A view of the new board inside the cavernous chassis. The chassis fan on the right was removed as there is nowhere on this board to plug it in, so the one on the power supply, the black and white wires going diagonally across the picture, was plugged in instead. This thing actually doesn’t make that much heat anyway, so I also dispensed with the “Prescott” duct attached to the cover, which makes it easier to put it on and off. The memory can be seen in the overlapped SODIMM sockets at lower left. This board has only two SATA sockets and I am unsure whether to get a PCI card for two more or get a bigger HDD, I think my instinct will be for the former since a pair of HDDs (one for the OS and one for other stuff) is the better configuration. It having been decided this will be a Media PC rather than an earlier proposal to use it for work related purposes. Windows 8 x86 is installed because a 64 bit driver is not available for the onboard graphics – which are a non Intel chipset despite being branded as Intel GMA 3650.
A quirky experience this month has been finding that when I changed over the Powershot A2300’s clock to use Daylight Saving Time, I somehow knocked back the calendar by two days, meaning all photos over the last two months have been timestamped with the wrong date. This means I had to adjust the EXIF timestamp. To do this I used the ExifToolGui which is an interface onto Phil Harvey’s awesome ExifTool application.
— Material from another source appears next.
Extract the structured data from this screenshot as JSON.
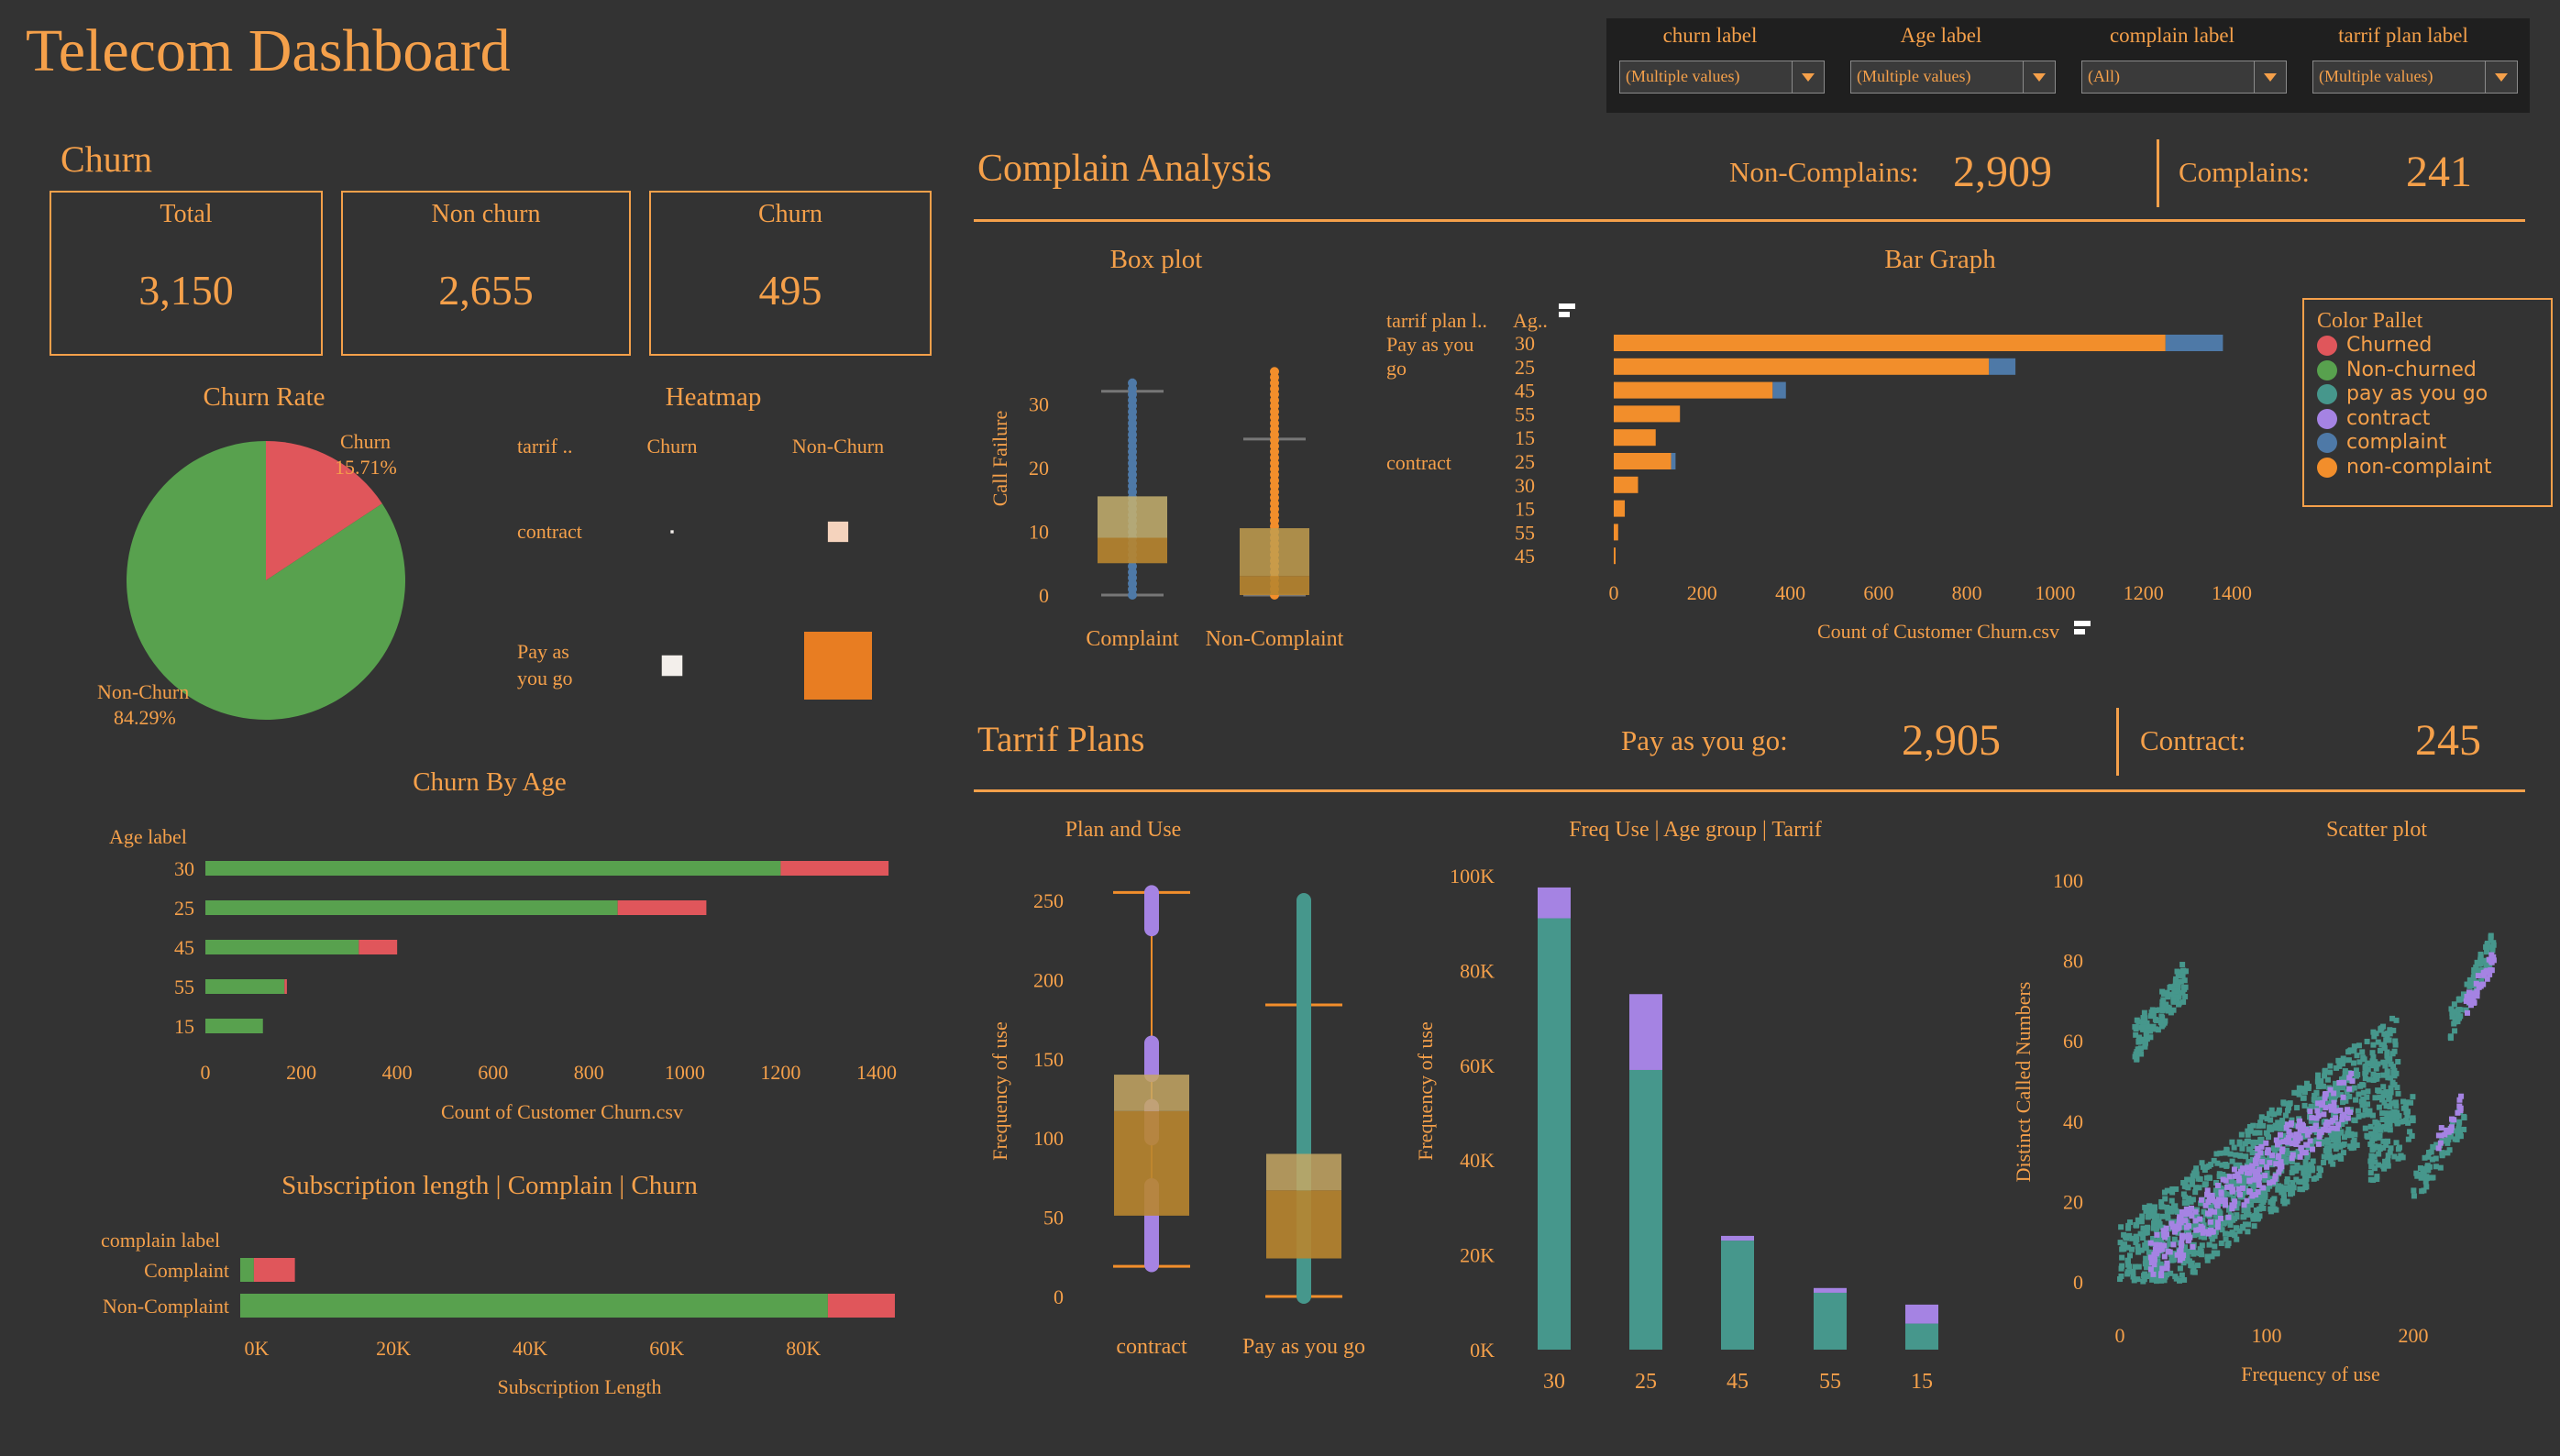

This certainly isn’t the first time I have had to play with EXIF data – I remember last year or maybe earlier forgetting to adjust one of the cameras time clock for daylight saving and then using Geosetter to adjust the time by the requisite hour in one direction.